THE BRONX — The South Bronx real estate market may be heating up, but the residents have a tougher time getting home loans than residents of any other borough, according to a city report.
Approximately 30 percent of all home loan applications were denied in The Bronx, an amount well above New York's denial rate of 23 percent and almost twice as high as Manhattan's 17 percent, according to a new report from the Department of Finance examining banking needs throughout New York City.
Assistant Commissioner Elaine Kloss attributed the high denial rate to a variety of possible factors, including the borough's comparatively low income levels and banks' reluctance to give out subprime loans following the 2007 recession.
"The people that could have qualified legitimately for subprime loans are now getting nothing," she said, "so it’s driving up the denial rate."
Fordham South had the highest denial rate throughout The Bronx at 60 percent, followed by East Tremont at 47.7 percent, Highbridge at 45.9 percent and Melrose South at 44.1 percent.
The numbers are from 2013, so the nascent status of the South Bronx as New York's next trendy spot might not be fully apparent yet, according to Dr. Daniel Miles, director at Econsult Solutions, the economic consulting company that submitted the report to the finance department.
"Some of that might not be reflected in this data yet," he said. "It might take another year or two to kind of filter into the data."

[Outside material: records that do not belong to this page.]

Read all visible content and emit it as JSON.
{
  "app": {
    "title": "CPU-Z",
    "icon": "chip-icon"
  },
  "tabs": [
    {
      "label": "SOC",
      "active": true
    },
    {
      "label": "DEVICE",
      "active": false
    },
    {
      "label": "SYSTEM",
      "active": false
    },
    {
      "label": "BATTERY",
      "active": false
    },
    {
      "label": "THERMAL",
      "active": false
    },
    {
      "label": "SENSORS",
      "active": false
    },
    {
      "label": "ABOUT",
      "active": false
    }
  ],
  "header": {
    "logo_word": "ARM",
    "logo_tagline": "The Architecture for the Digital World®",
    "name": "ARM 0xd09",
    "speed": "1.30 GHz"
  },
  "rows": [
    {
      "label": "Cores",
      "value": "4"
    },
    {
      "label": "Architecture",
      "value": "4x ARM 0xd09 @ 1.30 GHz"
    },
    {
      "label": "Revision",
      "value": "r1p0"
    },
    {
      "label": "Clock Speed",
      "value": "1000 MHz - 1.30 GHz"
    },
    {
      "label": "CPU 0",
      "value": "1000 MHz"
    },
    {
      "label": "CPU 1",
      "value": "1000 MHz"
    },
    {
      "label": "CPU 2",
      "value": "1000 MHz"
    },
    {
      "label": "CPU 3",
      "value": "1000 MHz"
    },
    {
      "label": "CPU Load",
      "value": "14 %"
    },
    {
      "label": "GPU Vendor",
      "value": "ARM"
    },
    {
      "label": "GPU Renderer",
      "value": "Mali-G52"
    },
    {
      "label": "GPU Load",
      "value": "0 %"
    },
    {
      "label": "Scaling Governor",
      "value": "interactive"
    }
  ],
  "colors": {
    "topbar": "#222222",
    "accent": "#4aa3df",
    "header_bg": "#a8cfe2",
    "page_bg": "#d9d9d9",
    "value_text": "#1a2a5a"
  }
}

Although the report also notes that The Bronx has the highest percentage of minority neighborhoods in the city, Marlene Cintron, president of the Bronx Overall Economic Development Corporation, said she did not think race was behind the borough's small amount of successful home loans.
"I really see this as a poverty issue," she said. "There are a lot of issues surrounding this. You can't simplify it."
Miles and Kloss maintained that the limitations of their data made it difficult to determine how large of an impact race played on loan approvals or denials.
"We can’t go in and see which loans were denied and who applied, what their race was," she said, "so it’s hard to reach a conclusion."
Borrowing difficulties in The Bronx are not just restricted to home loans. According to the report, the borough also has the lowest amount of business loans per 1,000 businesses at just 175, compared to 329 in Brooklyn and 288 in Manhattan.
Although the city has limited data on the types of borrowers seeking these loans, Kloss suggested the low numbers could reflect the newness of Bronx businesses.
"Startup businesses really struggle to get financing," she said. "The data doesn’t say how long these businesses have been in existence, so if it’s a new business, it could have been denied a loan because they just haven’t been in operation very long."
She stressed that banks had become much more cautious about lending money since the recession, which could make things particularly difficult for low income areas like the South Bronx.
"Since we’ve come out of this recession, banks have really tightened credit lending," she said. "Credit is very, very tight, even for people that qualify."
Cintron offered a blunter assessment of the lack of loans in her borough.
"Obviously, based upon this report, the banks are failing us," she said.